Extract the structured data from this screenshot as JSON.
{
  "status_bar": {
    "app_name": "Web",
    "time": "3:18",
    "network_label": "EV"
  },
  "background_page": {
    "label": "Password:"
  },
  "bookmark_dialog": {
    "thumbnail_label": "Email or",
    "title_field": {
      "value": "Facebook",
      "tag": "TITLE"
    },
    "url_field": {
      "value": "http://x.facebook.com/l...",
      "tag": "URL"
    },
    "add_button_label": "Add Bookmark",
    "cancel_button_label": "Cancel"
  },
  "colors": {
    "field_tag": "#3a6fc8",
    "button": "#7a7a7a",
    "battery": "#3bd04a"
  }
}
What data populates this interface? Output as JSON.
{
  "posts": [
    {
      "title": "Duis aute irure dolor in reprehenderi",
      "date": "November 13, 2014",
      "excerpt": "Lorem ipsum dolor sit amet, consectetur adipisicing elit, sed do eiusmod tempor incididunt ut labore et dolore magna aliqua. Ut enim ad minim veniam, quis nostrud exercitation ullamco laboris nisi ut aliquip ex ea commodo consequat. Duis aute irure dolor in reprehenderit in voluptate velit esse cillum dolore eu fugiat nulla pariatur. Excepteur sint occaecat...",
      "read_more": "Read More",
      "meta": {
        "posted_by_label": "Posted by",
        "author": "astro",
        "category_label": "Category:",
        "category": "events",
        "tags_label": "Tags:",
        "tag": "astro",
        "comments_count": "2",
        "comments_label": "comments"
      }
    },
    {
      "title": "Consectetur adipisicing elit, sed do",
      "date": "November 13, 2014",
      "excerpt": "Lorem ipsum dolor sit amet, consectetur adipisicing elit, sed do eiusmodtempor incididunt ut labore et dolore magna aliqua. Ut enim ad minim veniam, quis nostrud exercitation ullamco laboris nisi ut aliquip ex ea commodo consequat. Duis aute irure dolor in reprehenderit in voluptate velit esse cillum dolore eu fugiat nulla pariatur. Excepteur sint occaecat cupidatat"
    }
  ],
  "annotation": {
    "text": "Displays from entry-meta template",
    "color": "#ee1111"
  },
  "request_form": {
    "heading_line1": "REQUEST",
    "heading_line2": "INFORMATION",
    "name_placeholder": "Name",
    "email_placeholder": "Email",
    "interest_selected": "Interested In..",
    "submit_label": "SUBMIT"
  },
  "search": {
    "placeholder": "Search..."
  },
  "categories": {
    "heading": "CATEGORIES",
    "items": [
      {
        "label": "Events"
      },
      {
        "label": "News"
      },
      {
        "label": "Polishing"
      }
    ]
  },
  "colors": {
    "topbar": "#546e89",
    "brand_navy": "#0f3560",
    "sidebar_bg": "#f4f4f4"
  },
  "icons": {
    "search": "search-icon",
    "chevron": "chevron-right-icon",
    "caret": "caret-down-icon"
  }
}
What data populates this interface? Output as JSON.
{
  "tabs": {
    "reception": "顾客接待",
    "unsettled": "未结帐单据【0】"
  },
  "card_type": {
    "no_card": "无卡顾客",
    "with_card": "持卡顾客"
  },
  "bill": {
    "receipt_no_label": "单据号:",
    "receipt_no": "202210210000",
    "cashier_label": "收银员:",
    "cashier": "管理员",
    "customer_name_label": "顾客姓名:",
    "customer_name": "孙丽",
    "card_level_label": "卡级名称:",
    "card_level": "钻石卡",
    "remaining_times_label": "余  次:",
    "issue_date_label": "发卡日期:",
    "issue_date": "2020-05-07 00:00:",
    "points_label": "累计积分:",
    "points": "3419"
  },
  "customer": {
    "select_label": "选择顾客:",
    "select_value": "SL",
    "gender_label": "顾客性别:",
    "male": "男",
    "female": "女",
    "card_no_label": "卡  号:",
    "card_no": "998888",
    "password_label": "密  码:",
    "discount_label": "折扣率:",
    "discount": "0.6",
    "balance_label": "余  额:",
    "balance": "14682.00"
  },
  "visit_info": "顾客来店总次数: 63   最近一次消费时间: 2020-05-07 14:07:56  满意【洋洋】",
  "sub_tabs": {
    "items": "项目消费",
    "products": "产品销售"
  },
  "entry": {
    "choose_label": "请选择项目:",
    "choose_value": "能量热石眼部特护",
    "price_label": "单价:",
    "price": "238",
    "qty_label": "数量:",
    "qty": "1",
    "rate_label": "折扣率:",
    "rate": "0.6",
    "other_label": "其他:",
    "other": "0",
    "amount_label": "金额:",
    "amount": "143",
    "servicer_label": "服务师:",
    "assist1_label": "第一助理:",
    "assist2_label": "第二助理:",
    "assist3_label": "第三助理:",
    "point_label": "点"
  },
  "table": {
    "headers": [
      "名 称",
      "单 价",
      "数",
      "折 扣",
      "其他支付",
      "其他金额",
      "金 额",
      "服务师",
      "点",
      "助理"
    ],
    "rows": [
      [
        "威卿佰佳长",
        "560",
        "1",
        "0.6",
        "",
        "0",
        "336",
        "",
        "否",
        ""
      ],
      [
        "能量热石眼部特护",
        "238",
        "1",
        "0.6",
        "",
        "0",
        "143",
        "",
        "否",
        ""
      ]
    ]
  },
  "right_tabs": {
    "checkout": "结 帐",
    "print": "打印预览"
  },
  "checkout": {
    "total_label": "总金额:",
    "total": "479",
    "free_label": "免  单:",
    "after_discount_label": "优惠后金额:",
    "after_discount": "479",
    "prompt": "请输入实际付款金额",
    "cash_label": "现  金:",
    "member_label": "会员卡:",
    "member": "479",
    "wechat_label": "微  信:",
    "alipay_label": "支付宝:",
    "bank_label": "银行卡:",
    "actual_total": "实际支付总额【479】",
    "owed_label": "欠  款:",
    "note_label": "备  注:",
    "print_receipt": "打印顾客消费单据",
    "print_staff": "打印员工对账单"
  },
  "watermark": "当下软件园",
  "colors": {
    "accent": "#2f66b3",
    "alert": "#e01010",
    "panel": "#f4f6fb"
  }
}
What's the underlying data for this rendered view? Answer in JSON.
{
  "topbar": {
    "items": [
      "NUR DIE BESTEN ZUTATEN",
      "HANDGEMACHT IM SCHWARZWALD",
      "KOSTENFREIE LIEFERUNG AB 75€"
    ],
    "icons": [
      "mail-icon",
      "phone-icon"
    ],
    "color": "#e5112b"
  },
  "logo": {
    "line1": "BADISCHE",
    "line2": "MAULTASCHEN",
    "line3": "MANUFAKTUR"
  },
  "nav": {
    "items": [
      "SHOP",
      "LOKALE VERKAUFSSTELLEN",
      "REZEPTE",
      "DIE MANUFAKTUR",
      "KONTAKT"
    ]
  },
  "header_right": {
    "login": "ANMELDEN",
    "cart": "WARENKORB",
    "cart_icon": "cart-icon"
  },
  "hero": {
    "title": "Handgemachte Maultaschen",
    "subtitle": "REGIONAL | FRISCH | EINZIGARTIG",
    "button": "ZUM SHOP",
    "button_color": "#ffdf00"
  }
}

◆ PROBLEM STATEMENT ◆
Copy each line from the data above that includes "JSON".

◆ WRITTEN REPLY ◆
Extract the structured data from this screenshot as JSON.
What data populates this interface? Output as JSON.
What data populates this interface? Output as JSON.
What's the underlying data for this rendered view? Answer in JSON.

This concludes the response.